Consider the state of development thinking as considered in a new book by David Malone, UNU’s chief rector and the former head of Canada’s International Development Research Centre. He explores whether new development goals–for any millennium–will matter:
When the Millennium Development Goals were adopted shortly after the turn of the millennium, they were fairly succinct, and they were mostly about quantities of things—for example, universal primary education available to all kids around the world. That was a goal because many kids didn’t have access to primary education around the world.

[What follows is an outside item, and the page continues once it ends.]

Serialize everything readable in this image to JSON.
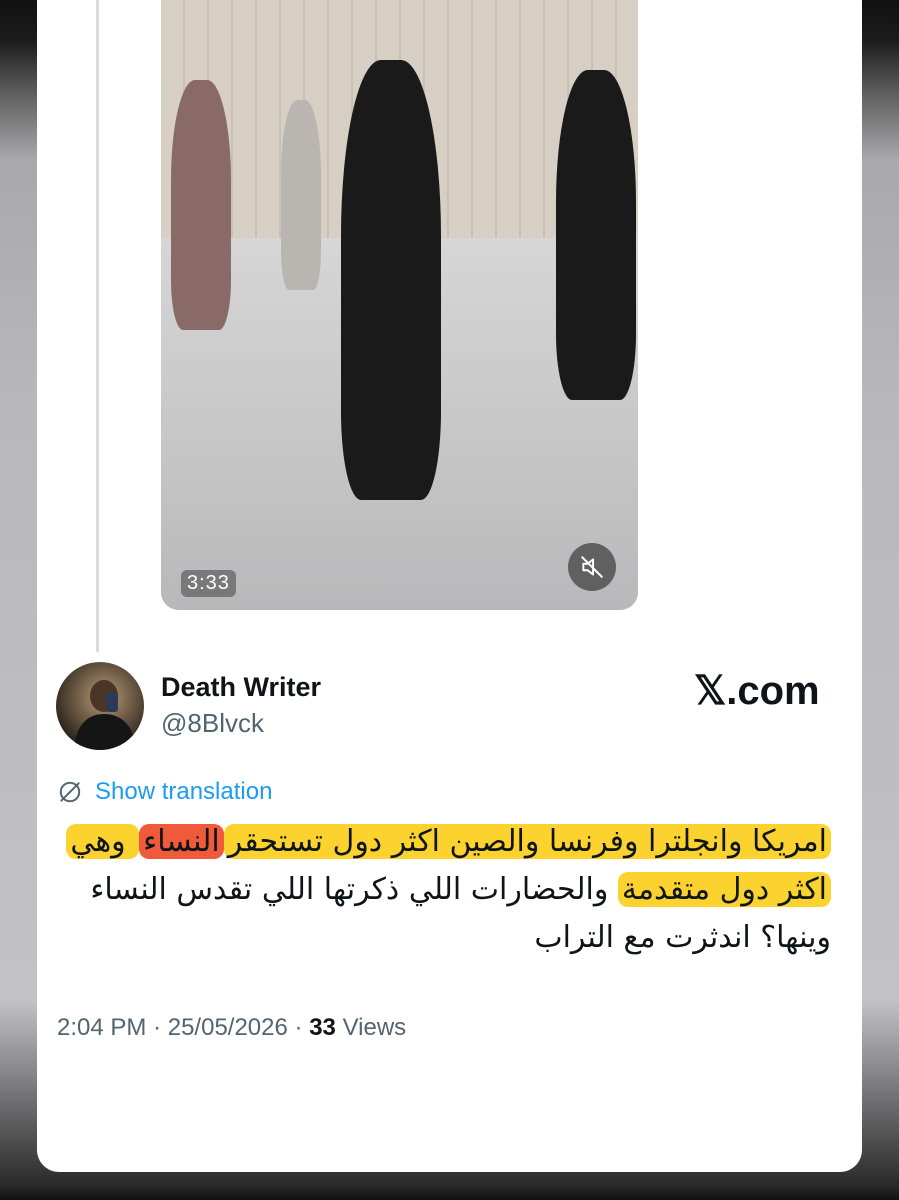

This time round, the goal is much more qualitative. Experts, societies themselves are quite worried about the quality of what kids get in school, and quite rightly so. Just having bums on seats in schools doesn’t achieve a great deal in terms of rapidly changing economies and societies. You need to be learning useful skills and knowledge that is valuable to kids. That insight on quality more than quantity is increasingly reflected across a wide range of fields of human endeavor in the developing world, and it shows how much progress there has actually been in development, that you have moved from worrying about the number of kids in primary school to thinking about things like quality education, and perhaps even—although it is very aspirational for many—lifelong education, which is a great idea.
These are fundamental shifts in thinking about what is achievable in the developing world and what the developing world wants to achieve for itself.
And concerns about “one-size-fits-all”:
By the way, if you need any convincing on how different very successful development tracks can be from each other, think of India and China over the last 30 years. These are the two large countries that have produced consistently the two highest rates of growth over the last 30 years. They had completely different development models. China first, after Deng Xiaoping came to power, focused on feeding the population, so much of which had starved during earlier waves of economic policy in China, then moving to export-oriented industries, for which they needed strong infrastructure, which they somehow or other managed, such that, within 30 years, probably the greatest growth in history, and also the largest adventure in pulling people out of absolute poverty unfolded in China over the last 30 years. It’s worth reflecting on, as we are often quite critical of China, what they have achieved in the last 30 years.